You should ask for monthly invoices and you should compare them on an ongoing basis against the expected costs. The circumstances will dictate whether unexpected costs should lead to a change in strategy. But, by monitoring costs, you will have the information needed to make any necessary assessments.
6. Have you accurately explained your expectations to your lawyer?
Sometimes the outcome of a dispute will have a huge impact on the future of your business. In such a case, your lawyer should understand that, and should be prepared to hunt down every possible piece of evidence, fight for every procedural advantage and bring onside whatever resources are helpful.
Most commercial disputes will not determine the future of your business. In most cases it will be important to exercise judgment in determining how broadly to search for evidence and what procedural disputes are worth fighting. In addition, different circumstances might suggest different tactics in terms of how quickly a proceeding should be pushed ahead. You may believe that the other party will soon lose interest in the dispute and that it will fade away if left alone. You may believe that the other party will quickly surrender if pushed aggressively. You may believe that, regardless of what the other party intends, it is important to push the dispute ahead to a quick conclusion. Each of those beliefs should result in a different strategy.
Your ultimate objective may be a reasonable settlement at an early stage or, perhaps, after appropriate facts have been gathered in the discovery process. In contrast, you may be reluctant to settle on any but the most attractive terms. Again, each possibility suggests a different strategy.
There are huge cost benefits to you in deciding what you want at an early stage, and in having frank communications about that with your lawyer.
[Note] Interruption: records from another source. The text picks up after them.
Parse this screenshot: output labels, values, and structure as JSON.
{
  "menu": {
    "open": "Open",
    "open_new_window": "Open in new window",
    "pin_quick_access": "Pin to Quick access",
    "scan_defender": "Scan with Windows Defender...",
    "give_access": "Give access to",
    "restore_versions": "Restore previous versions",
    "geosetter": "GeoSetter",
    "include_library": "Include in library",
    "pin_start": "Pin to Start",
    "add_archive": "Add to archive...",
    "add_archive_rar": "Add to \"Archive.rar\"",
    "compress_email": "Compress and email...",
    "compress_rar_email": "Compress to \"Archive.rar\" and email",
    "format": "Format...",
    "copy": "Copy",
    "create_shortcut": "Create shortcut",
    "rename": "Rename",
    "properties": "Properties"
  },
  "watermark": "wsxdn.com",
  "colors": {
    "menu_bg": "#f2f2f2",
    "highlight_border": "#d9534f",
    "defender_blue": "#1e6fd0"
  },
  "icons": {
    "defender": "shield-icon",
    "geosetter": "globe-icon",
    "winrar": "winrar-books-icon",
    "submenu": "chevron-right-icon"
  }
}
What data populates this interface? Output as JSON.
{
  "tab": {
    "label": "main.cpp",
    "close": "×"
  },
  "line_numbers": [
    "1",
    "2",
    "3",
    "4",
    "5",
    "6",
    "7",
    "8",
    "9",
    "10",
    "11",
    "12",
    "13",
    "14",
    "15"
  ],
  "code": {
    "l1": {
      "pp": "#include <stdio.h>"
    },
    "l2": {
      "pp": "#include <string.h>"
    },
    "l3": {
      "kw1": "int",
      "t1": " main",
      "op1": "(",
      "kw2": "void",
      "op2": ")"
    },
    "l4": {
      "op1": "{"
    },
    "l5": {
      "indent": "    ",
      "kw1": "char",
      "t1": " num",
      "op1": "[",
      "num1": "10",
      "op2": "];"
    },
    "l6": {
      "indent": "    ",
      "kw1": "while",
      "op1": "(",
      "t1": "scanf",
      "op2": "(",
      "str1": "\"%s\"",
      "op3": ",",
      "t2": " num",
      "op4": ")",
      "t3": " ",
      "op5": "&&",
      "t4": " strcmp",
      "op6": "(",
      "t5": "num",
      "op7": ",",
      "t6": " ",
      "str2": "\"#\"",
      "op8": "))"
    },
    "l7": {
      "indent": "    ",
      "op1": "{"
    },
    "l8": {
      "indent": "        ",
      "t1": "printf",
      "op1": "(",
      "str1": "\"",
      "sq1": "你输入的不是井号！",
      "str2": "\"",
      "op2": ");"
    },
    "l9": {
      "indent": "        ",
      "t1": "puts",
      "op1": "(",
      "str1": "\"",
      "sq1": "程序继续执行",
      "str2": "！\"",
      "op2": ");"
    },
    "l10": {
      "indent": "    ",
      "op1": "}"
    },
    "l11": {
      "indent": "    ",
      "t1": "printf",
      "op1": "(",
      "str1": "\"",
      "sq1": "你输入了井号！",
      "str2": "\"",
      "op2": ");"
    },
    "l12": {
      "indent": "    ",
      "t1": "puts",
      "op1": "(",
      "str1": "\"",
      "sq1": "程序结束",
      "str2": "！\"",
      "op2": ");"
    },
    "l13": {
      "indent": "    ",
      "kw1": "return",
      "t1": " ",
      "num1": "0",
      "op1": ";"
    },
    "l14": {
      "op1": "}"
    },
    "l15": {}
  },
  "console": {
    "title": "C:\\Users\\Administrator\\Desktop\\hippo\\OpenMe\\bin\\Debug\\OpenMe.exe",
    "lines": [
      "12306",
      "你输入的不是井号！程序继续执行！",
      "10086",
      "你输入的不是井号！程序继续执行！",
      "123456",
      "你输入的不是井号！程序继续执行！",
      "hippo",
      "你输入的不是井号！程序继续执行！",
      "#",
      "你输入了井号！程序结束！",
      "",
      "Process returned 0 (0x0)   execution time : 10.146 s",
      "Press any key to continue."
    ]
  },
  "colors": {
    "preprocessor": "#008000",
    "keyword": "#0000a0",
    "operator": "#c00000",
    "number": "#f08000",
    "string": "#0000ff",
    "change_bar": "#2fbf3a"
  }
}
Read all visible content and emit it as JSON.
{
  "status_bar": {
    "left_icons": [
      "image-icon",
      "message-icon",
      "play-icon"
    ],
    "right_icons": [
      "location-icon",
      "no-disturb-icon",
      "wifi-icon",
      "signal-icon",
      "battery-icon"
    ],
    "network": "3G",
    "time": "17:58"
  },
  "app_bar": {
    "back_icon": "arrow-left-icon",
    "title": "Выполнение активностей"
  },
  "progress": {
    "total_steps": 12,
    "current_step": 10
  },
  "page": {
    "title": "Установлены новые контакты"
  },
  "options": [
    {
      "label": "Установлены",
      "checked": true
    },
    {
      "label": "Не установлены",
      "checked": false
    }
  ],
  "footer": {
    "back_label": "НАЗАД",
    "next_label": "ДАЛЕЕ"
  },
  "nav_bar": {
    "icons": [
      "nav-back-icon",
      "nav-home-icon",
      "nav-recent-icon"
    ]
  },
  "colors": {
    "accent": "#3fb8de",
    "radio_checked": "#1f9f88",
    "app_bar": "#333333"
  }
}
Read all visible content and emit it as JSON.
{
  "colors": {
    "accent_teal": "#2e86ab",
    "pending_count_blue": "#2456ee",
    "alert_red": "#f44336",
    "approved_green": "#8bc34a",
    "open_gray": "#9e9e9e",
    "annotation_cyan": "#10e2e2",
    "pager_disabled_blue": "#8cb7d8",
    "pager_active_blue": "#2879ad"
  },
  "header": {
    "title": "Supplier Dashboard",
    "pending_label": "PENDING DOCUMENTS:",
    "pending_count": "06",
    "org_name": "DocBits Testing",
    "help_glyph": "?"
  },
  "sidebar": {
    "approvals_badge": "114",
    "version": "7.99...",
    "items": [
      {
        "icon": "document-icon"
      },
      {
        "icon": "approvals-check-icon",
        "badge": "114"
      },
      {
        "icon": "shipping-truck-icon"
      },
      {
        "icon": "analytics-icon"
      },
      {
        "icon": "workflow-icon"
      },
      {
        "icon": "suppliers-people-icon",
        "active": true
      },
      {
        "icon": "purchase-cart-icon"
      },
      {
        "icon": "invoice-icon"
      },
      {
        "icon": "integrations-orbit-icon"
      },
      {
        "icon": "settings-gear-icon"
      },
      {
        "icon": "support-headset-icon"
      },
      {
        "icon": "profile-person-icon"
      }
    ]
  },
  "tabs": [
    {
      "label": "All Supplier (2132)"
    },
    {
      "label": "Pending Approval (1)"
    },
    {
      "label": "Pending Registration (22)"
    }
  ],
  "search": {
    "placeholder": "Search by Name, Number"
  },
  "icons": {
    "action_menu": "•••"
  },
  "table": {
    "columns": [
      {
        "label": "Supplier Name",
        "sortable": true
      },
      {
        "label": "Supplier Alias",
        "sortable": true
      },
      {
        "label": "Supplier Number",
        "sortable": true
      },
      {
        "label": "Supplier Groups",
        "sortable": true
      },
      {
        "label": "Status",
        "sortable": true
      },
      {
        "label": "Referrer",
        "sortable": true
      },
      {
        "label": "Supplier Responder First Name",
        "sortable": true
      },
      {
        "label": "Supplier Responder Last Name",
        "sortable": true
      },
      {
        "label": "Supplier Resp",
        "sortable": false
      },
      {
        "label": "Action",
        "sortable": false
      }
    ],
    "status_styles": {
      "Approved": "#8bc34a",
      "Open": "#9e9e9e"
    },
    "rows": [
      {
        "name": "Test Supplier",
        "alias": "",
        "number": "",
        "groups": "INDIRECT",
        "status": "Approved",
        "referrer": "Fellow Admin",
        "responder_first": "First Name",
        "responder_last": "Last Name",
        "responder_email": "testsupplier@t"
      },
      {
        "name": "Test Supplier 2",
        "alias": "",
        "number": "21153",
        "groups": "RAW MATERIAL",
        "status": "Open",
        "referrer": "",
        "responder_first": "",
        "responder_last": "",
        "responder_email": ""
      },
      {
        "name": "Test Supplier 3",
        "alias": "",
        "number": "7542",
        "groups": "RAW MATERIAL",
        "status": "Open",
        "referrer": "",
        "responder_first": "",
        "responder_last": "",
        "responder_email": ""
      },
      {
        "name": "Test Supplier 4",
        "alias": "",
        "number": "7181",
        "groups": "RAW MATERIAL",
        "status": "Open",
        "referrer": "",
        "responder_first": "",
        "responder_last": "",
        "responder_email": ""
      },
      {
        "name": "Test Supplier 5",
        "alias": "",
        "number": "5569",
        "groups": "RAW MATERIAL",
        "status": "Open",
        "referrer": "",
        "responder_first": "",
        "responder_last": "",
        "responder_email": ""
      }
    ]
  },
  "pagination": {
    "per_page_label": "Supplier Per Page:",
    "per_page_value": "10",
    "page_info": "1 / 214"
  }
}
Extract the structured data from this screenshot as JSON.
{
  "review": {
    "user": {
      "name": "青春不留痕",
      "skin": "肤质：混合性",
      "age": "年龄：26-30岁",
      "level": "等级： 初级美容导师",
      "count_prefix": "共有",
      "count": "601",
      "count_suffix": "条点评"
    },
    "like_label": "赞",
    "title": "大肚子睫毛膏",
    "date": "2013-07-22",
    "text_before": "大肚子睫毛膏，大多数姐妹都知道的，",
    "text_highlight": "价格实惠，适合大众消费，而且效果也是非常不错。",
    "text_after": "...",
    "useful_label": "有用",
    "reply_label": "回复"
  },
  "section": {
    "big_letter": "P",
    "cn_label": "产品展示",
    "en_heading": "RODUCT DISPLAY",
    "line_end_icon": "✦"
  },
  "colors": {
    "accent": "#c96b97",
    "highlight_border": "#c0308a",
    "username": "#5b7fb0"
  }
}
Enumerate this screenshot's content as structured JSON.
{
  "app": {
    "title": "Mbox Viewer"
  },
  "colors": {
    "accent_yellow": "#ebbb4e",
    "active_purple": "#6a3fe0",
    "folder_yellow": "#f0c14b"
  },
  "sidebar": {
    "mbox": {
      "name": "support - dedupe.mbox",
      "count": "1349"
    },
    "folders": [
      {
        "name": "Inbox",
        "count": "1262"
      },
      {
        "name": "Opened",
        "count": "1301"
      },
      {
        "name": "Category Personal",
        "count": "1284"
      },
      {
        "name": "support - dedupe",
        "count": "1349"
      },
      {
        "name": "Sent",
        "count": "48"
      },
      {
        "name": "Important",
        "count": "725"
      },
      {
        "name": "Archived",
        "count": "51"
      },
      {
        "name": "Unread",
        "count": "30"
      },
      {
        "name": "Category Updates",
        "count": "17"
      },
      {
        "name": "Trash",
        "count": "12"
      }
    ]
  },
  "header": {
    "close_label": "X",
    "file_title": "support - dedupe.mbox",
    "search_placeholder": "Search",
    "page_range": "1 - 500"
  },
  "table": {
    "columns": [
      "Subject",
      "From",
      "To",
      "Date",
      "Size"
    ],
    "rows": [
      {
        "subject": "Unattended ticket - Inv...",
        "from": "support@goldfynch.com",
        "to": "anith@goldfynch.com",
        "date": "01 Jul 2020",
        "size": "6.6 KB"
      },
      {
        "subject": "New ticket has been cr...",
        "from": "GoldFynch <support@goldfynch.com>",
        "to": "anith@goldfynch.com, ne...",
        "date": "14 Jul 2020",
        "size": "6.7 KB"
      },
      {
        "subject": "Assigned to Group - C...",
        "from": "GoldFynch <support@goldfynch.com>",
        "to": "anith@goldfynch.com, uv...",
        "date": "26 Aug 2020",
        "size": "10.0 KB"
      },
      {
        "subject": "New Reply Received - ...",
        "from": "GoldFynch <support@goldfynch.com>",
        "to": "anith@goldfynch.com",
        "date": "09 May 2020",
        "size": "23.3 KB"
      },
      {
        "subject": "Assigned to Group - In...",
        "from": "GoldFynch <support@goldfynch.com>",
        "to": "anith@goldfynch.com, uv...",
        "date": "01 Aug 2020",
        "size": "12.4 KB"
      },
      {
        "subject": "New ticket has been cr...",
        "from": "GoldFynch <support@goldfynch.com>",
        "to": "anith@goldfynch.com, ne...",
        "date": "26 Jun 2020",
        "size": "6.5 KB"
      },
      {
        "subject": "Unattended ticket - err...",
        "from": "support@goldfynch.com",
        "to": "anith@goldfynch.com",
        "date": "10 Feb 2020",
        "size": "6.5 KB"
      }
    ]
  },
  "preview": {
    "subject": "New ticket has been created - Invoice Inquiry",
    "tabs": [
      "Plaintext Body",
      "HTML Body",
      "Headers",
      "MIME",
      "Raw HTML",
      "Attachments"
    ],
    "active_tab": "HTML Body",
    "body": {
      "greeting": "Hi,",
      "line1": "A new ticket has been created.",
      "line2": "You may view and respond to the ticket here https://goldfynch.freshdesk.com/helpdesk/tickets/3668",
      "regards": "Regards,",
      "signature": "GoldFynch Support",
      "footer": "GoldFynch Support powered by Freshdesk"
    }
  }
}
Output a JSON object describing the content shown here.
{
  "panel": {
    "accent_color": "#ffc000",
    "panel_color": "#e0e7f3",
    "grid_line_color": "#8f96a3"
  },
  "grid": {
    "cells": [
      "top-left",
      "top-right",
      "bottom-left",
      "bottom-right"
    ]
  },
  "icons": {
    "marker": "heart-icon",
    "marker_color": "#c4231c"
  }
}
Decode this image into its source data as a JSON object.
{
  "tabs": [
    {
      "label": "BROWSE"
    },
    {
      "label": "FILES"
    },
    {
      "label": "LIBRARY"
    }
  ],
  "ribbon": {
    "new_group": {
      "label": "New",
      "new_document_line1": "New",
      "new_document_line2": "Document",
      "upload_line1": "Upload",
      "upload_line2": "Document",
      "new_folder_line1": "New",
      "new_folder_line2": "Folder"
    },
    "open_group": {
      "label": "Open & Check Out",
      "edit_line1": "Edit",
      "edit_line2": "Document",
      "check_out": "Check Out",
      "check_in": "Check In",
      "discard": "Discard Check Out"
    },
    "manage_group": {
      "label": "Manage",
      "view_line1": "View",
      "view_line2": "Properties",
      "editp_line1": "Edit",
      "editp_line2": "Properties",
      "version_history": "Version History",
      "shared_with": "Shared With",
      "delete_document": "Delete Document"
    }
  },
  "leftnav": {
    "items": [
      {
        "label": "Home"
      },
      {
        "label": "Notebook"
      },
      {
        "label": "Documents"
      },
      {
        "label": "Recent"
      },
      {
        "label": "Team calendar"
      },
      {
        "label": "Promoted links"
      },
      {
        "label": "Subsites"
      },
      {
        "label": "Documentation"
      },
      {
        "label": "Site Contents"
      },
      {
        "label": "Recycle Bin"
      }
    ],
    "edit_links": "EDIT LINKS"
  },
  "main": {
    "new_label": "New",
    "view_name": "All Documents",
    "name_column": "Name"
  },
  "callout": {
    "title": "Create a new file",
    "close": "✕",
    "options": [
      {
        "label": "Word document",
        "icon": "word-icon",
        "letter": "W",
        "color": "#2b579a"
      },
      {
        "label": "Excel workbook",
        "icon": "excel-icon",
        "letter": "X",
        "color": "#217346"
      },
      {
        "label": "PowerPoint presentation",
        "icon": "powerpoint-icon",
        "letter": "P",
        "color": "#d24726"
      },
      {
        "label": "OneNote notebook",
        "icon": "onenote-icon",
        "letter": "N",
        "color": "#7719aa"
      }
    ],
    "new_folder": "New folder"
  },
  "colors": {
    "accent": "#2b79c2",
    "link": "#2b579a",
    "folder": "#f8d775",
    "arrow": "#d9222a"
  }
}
The content of this article is intended to provide a general guide to the subject matter. Specialist advice should be sought about your specific circumstances.